== YOUR GOAL ==
Exact reproduction of all the entries is required, without any of their pictures.

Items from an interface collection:
********

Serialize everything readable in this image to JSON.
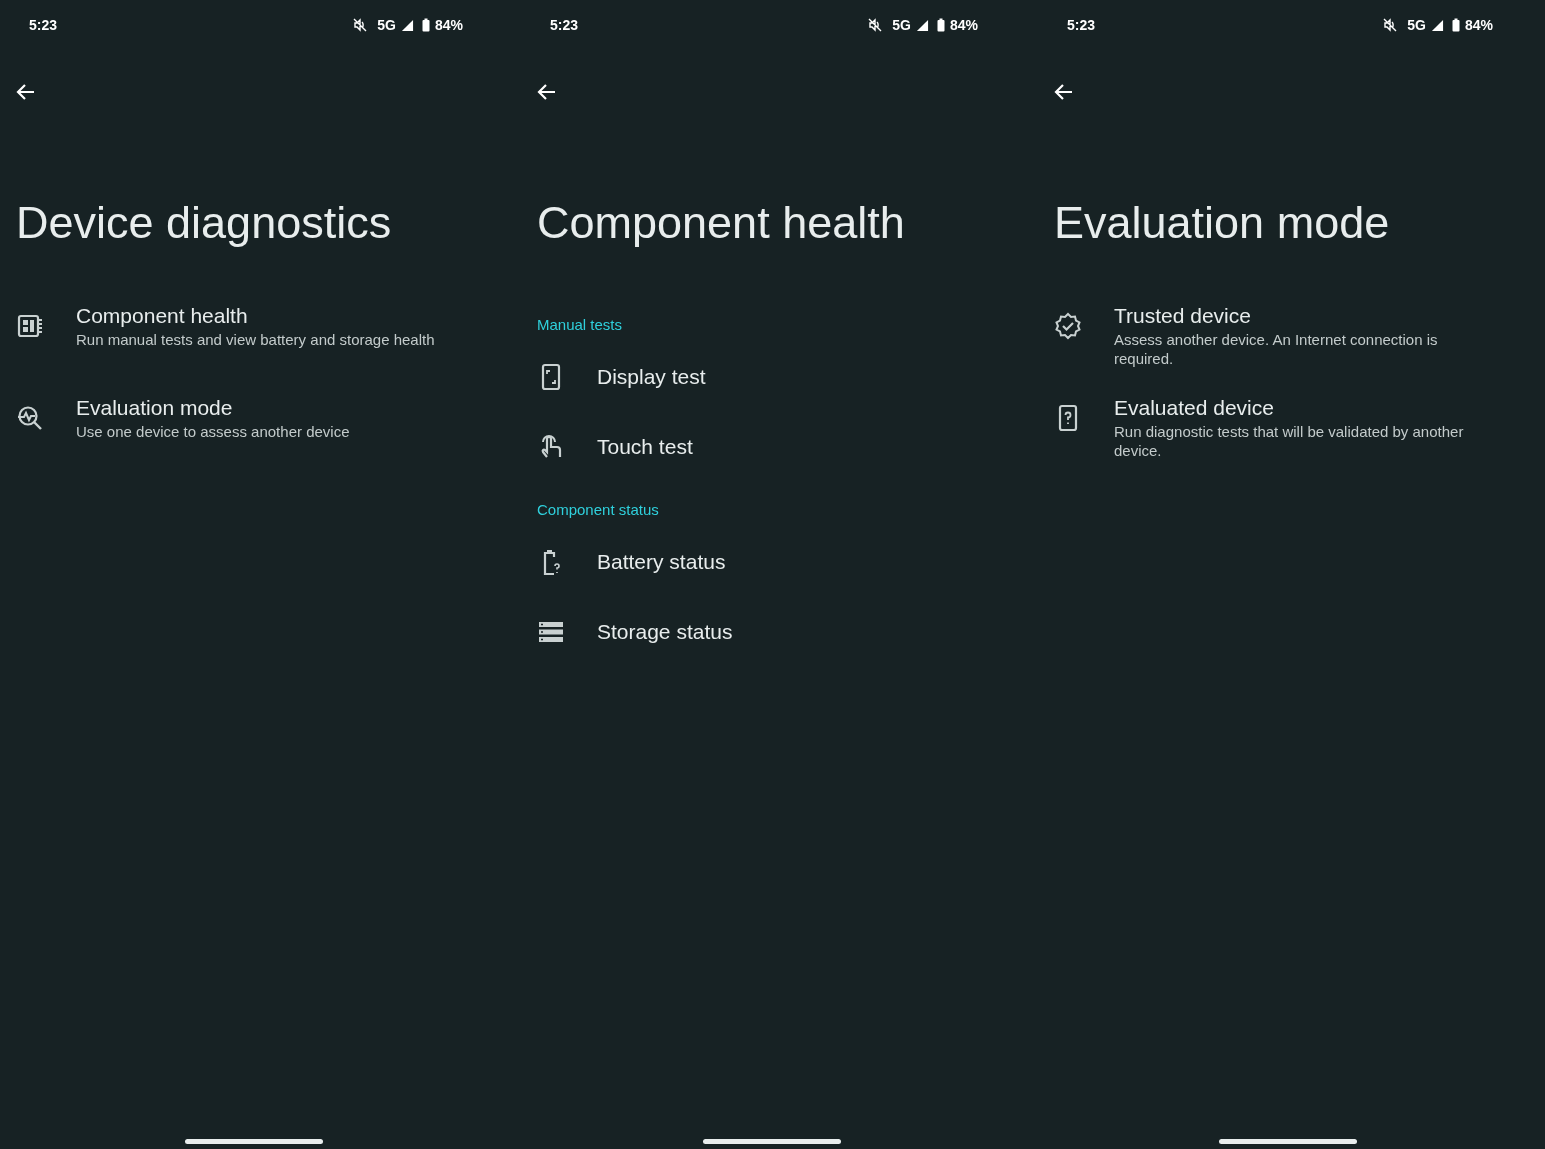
{
  "screens": [
    {
      "status_bar": {
        "time": "5:23",
        "network": "5G",
        "battery": "84%"
      },
      "title": "Device diagnostics",
      "items": [
        {
          "kind": "entry",
          "title": "Component health",
          "subtitle": "Run manual tests and view battery and storage health"
        },
        {
          "kind": "entry",
          "title": "Evaluation mode",
          "subtitle": "Use one device to assess another device"
        }
      ]
    },
    {
      "status_bar": {
        "time": "5:23",
        "network": "5G",
        "battery": "84%"
      },
      "title": "Component health",
      "items": [
        {
          "kind": "header",
          "title": "Manual tests"
        },
        {
          "kind": "entry",
          "title": "Display test"
        },
        {
          "kind": "entry",
          "title": "Touch test"
        },
        {
          "kind": "header",
          "title": "Component status"
        },
        {
          "kind": "entry",
          "title": "Battery status"
        },
        {
          "kind": "entry",
          "title": "Storage status"
        }
      ]
    },
    {
      "status_bar": {
        "time": "5:23",
        "network": "5G",
        "battery": "84%"
      },
      "title": "Evaluation mode",
      "items": [
        {
          "kind": "entry",
          "title": "Trusted device",
          "subtitle": "Assess another device. An Internet connection is required."
        },
        {
          "kind": "entry",
          "title": "Evaluated device",
          "subtitle": "Run diagnostic tests that will be validated by another device."
        }
      ]
    }
  ]
}
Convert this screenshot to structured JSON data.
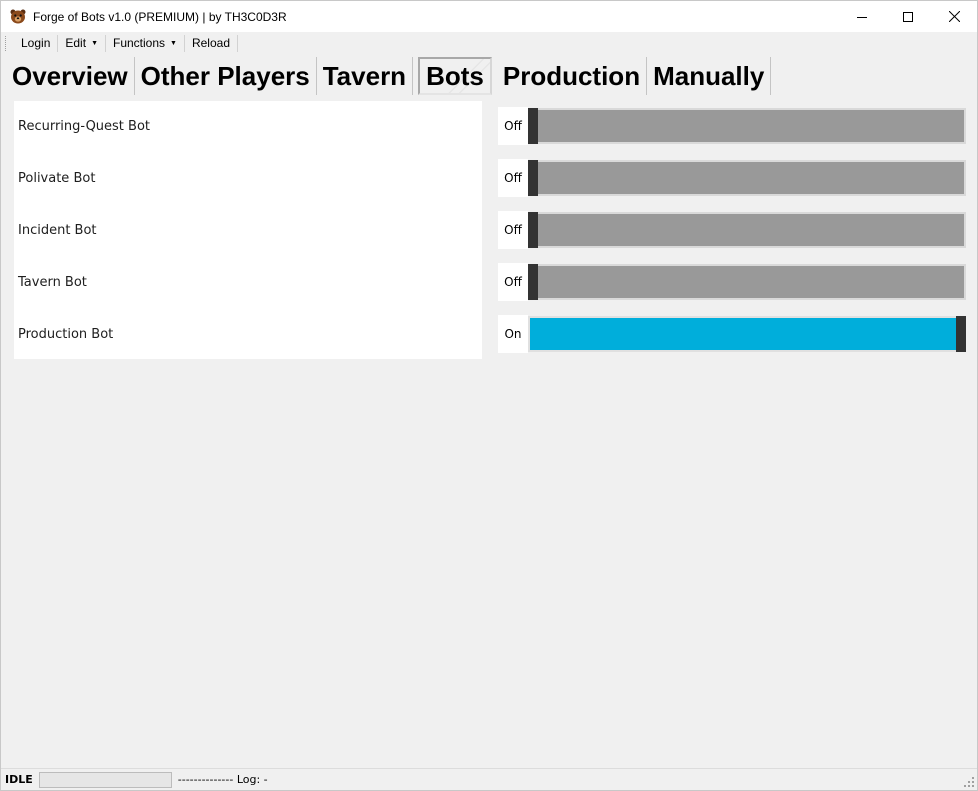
{
  "window": {
    "title": "Forge of Bots v1.0 (PREMIUM) | by TH3C0D3R",
    "icon": "bear-app-icon",
    "controls": [
      "minimize",
      "maximize",
      "close"
    ]
  },
  "menu": {
    "login": "Login",
    "edit": "Edit",
    "functions": "Functions",
    "reload": "Reload"
  },
  "tabs": [
    {
      "label": "Overview",
      "active": false
    },
    {
      "label": "Other Players",
      "active": false
    },
    {
      "label": "Tavern",
      "active": false
    },
    {
      "label": "Bots",
      "active": true
    },
    {
      "label": "Production",
      "active": false
    },
    {
      "label": "Manually",
      "active": false
    }
  ],
  "bots": [
    {
      "label": "Recurring-Quest Bot",
      "state": "Off"
    },
    {
      "label": "Polivate Bot",
      "state": "Off"
    },
    {
      "label": "Incident Bot",
      "state": "Off"
    },
    {
      "label": "Tavern Bot",
      "state": "Off"
    },
    {
      "label": "Production Bot",
      "state": "On"
    }
  ],
  "colors": {
    "toggle_on": "#00aedb",
    "toggle_off": "#999999",
    "knob": "#333333"
  },
  "status": {
    "state": "IDLE",
    "log_text": "-------------- Log:  -"
  }
}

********

== EXERCISE OUTPUT ==
Serialize everything readable in this image to JSON.
{
  "screens": [
    {
      "status_bar": {
        "time": "5:23",
        "network": "5G",
        "battery": "84%"
      },
      "title": "Device diagnostics",
      "items": [
        {
          "kind": "entry",
          "title": "Component health",
          "subtitle": "Run manual tests and view battery and storage health"
        },
        {
          "kind": "entry",
          "title": "Evaluation mode",
          "subtitle": "Use one device to assess another device"
        }
      ]
    },
    {
      "status_bar": {
        "time": "5:23",
        "network": "5G",
        "battery": "84%"
      },
      "title": "Component health",
      "items": [
        {
          "kind": "header",
          "title": "Manual tests"
        },
        {
          "kind": "entry",
          "title": "Display test"
        },
        {
          "kind": "entry",
          "title": "Touch test"
        },
        {
          "kind": "header",
          "title": "Component status"
        },
        {
          "kind": "entry",
          "title": "Battery status"
        },
        {
          "kind": "entry",
          "title": "Storage status"
        }
      ]
    },
    {
      "status_bar": {
        "time": "5:23",
        "network": "5G",
        "battery": "84%"
      },
      "title": "Evaluation mode",
      "items": [
        {
          "kind": "entry",
          "title": "Trusted device",
          "subtitle": "Assess another device. An Internet connection is required."
        },
        {
          "kind": "entry",
          "title": "Evaluated device",
          "subtitle": "Run diagnostic tests that will be validated by another device."
        }
      ]
    }
  ]
}
Convert this screenshot to structured JSON data.
{
  "window": {
    "title": "Forge of Bots v1.0 (PREMIUM) | by TH3C0D3R",
    "icon": "bear-app-icon",
    "controls": [
      "minimize",
      "maximize",
      "close"
    ]
  },
  "menu": {
    "login": "Login",
    "edit": "Edit",
    "functions": "Functions",
    "reload": "Reload"
  },
  "tabs": [
    {
      "label": "Overview",
      "active": false
    },
    {
      "label": "Other Players",
      "active": false
    },
    {
      "label": "Tavern",
      "active": false
    },
    {
      "label": "Bots",
      "active": true
    },
    {
      "label": "Production",
      "active": false
    },
    {
      "label": "Manually",
      "active": false
    }
  ],
  "bots": [
    {
      "label": "Recurring-Quest Bot",
      "state": "Off"
    },
    {
      "label": "Polivate Bot",
      "state": "Off"
    },
    {
      "label": "Incident Bot",
      "state": "Off"
    },
    {
      "label": "Tavern Bot",
      "state": "Off"
    },
    {
      "label": "Production Bot",
      "state": "On"
    }
  ],
  "colors": {
    "toggle_on": "#00aedb",
    "toggle_off": "#999999",
    "knob": "#333333"
  },
  "status": {
    "state": "IDLE",
    "log_text": "-------------- Log:  -"
  }
}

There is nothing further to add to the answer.